All things considered, my planning system hasn’t changed all that much in the switch to a TN; the spreads are still very similar to my bujo spreads, and my daily pages still use my version of the bullet journal key:
🕒 a simple clock for events (I just draw a circle and the clock hands at 3 o’clock; there isn’t a matching keyboard symbol so I put the clock emoji here instead)
☐ empty checkbox for priority tasks (drawn with a stencil because I’m extra like that)
🗹 checked box for completed priority tasks
• dot for all other tasks
✔ check for completed tasks
> arrow for tasks “migrated” (moved) to another day
\ slash for tasks in progress
My traveler’s notebook cover is from Webster’s Pages; it’s made of PU leather (artificial) and already proving itself much more durable than my past notebooks. Which is definitely important to me since I took my bujo just about everywhere and pulled it out multiple times per day!
Currently I only have two notebooks (“inserts”) in my traveler’s notebook; I’ve abandoned both my analog blog planners in favor of exclusively using the spreadsheet, and I don’t really have anything else I need to keep track of. As for why I’ve split monthly and weekly/daily spreads into two notebooks: a) for me it’s easier to mark one page in each notebook to refer to, rather than flipping back and forth in a single notebook; and b) I have different preferences for the two different kinds of spreads.
My dot grid insert is from ElrohirLeather on Etsy; I ordered a 3-pack of the Cahier / wide size in cream parchment. The color and texture of the pages is lovely, and the paper is thick enough to minimize ghosting. Since I’m trying a new layout I’ve only set up the cover page and my July overview. I’ve gone back to the original monthly setup — listing the dates down the page instead of drawing out boxes for each day — since it gives me more space to write and plan, and it doubles as date labels for the habit tracker on the facing page; both of these follow layouts that appear repeatedly in my bullet journals.
Although my grid notebook annoyed me when creating more visual spreads because I needed my lines to be perfectly aligned with the guide lines, those same lines were helpful in keeping my writing neat. (Once my mom described my handwriting as “so neat that every imperfection [such as when my letters don’t sit neatly on the line, whether said line is visible or not] stands out.”) So I’m using a softcover XL Moleskine for weekly and daily spreads, since I don’t need horizontal spacing guides for these simple layouts. My weekly spreads are for tracking events and deadlines, as well as meal planning (Breakfast / Lunch / Dinner); the daily spreads are literally just to-do lists. #EveryDayIsGYSTDay
As with all planning systems, of course, the TN only works if I actually use it. So I haven’t bothered with much embellishment, going back to basics to get comfortable with the system and make using it a habit. That said, I’m sure as my needs and preferences change over time, it will too.

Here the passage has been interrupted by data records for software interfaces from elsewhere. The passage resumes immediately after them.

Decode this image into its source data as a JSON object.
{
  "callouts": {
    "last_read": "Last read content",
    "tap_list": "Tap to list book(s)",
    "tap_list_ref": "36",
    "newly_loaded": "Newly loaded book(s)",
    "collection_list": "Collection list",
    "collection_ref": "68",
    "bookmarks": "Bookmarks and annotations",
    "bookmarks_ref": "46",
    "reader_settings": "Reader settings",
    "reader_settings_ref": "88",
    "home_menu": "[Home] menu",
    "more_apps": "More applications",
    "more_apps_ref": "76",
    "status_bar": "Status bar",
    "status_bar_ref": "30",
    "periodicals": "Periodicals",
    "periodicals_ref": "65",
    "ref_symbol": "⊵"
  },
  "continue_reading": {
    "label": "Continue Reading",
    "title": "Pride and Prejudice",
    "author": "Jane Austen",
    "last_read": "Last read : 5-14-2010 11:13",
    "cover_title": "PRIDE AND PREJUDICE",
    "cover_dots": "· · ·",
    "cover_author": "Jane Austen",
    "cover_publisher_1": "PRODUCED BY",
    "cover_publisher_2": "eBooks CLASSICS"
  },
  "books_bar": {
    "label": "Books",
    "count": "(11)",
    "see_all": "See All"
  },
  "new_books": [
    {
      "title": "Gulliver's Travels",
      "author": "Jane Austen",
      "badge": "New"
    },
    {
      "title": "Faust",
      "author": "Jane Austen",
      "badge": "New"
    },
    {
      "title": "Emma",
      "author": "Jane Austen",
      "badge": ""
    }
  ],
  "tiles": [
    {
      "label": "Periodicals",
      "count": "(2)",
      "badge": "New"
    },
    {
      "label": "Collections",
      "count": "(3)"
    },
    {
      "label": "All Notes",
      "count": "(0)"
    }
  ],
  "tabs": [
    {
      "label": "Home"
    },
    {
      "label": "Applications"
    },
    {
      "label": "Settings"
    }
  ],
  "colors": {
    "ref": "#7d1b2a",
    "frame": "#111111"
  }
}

(For those who noticed that I’m posting for the second day in a row, don’t get too excited / annoyed, I’m not switching to posting daily! My July blog schedule is a little wonky due to a couple of blog tours and my BE Summer host dates, but for the most part I’ll still be posting every other day.)
Do you use any kind of planner, whether pre-printed, bullet journal, traveler’s notebook, Filofax, discbound, or something else? Does embellishment / decoration encourage or discourage you from sticking with it? What’s worked best for you?